The affordability test
It’s no surprise that Kate and Will (not their real names) are pinching pennies like this. With the median home price in the U.S. now over $230,000, a home is probably the costliest thing that they, or you, will ever spend money on. The important thing to focus on, however, isn’t whether a home is expensive; it’s whether it’s affordable — to you.
How do you judge affordability for a purchase that will likely require a down payment in the thousands or tens of thousands of dollars, plus a mortgage that’s designed to be paid back over 30 years?
Start with your income, financial professionals say.
One quick way to estimate how much of a monthly payment you can afford is to divide your annual gross income by 12 — and multiply the result by 0.28, says Cary Carbonaro, managing director at United Capital and author of the book, The Money Queen’s Guide.
The dollar amount you end up with is the most you should consider spending on monthly housing costs: your mortgage payment (principal and interest combined), property taxes, and insurance. So, for example, if you had $72,000 in annual income, you’d take 1/12 of that, or $6,000, and multiply that by 0.28 to arrive at a maximum monthly fixed housing costs of about $1,680. That amount, equal to 28% of your average monthly gross income, is “a great rule of thumb,” Carbonaro says.
To ballpark your possible housing costs you can use one of the many mortgage calculators on the internet; a good one is Zillow’sOpens in a new window, which makes it easy to see the impact of property taxes and insurance on the affordability of a particular purchase.
While the 28% formula is a useful guideline — one that will probably help determine how much a bank is willing to lend you - keep in mind that a bank might be willing to lend you more than you can comfortably afford to pay, says Jude Boudreaux, founder of Upperline Financial Planning in New Orleans.
In part, that’s because those monthly payments are only part of the cost of owning a home. You’ll also have to pay for utilities, such as water and electric, and any repairs that pop up, like a broken air conditioner or a leaky roof. As Boudreaux puts it, “You always want to have some cash available to take care of the relatively predictable but unpredictable things that happen when you own a home.”
So you have to take a good, hard look at your cash flow, which Boudreaux divides into three different elements: money that you’ve already committed to paying, such as a car loan or student debt; money you need to cover your day-to-day expenses, such as food, transportation, clothing, phone service and entertainment; and money you’re saving for future needs, such as retirement.
Any mortgage payment will have to come out of your current spending or savings for the future, so set your sights on a home that you’ll enjoy but won’t cost so much that, as Boudreaux puts it, “you can’t enjoy anything else in your life.”
Putting money down
Before those monthly costs hit your bank account, though, you’ll have to come up with a down payment. How much will you need for that? With a Federal Home Administration (FHA) loan, you can buy a house putting down as little as 3.5% of a home’s cost upfront. But financial professionals suggest saving up for a 20% down payment.
The smaller your down payment, the higher your monthly mortgage bill — and the more interest you’ll pay over the life of your loan.

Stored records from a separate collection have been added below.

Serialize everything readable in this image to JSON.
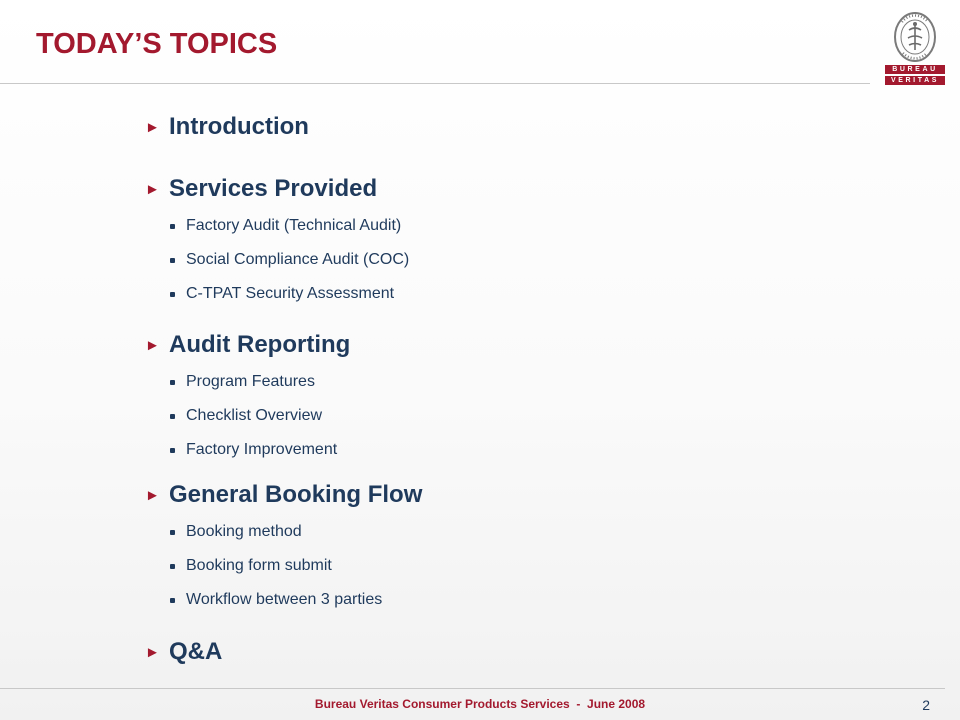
{
  "slide": {
    "title": "TODAY’S TOPICS",
    "topics": [
      {
        "label": "Introduction",
        "items": []
      },
      {
        "label": "Services Provided",
        "items": [
          "Factory Audit (Technical Audit)",
          "Social Compliance Audit (COC)",
          "C-TPAT Security Assessment"
        ]
      },
      {
        "label": "Audit Reporting",
        "items": [
          "Program Features",
          "Checklist Overview",
          "Factory Improvement"
        ]
      },
      {
        "label": "General Booking Flow",
        "items": [
          "Booking method",
          "Booking form submit",
          "Workflow between 3 parties"
        ]
      },
      {
        "label": "Q&A",
        "items": []
      }
    ]
  },
  "logo": {
    "line1": "BUREAU",
    "line2": "VERITAS",
    "seal_text": "BUREAU VERITAS",
    "seal_year": "1828",
    "brand_color": "#a3192e"
  },
  "footer": {
    "text": "Bureau Veritas Consumer Products Services  -  June 2008",
    "page_number": "2"
  },
  "colors": {
    "title": "#a3192e",
    "body_text": "#1f3a5c",
    "arrow": "#a3192e"
  },
  "icons": {
    "topic_marker": "right-triangle-icon",
    "sub_marker": "square-bullet-icon"
  }
}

One reason, says Boudreaux, is that if you can save up that amount, it’s a good sign that you’ll be able to manage your household cash flow in the years ahead, when you’ll have the added financial pressures of owning a house.
Another reason is that if the down payment is smaller than 20%, you’ll have to pay what’s known as mortgage insurance, which protects the lender financially if you default on your home loan. That insurance can add up. If, for example, you put 3.5% down and got an FHA loan to buy a starter home priced at $116,000 (about half the current cost of a median-priced single-family home in the U.S.), on top of a regular mortgage payment of at least $500, you’d pay about $100 in insurance premiums every month.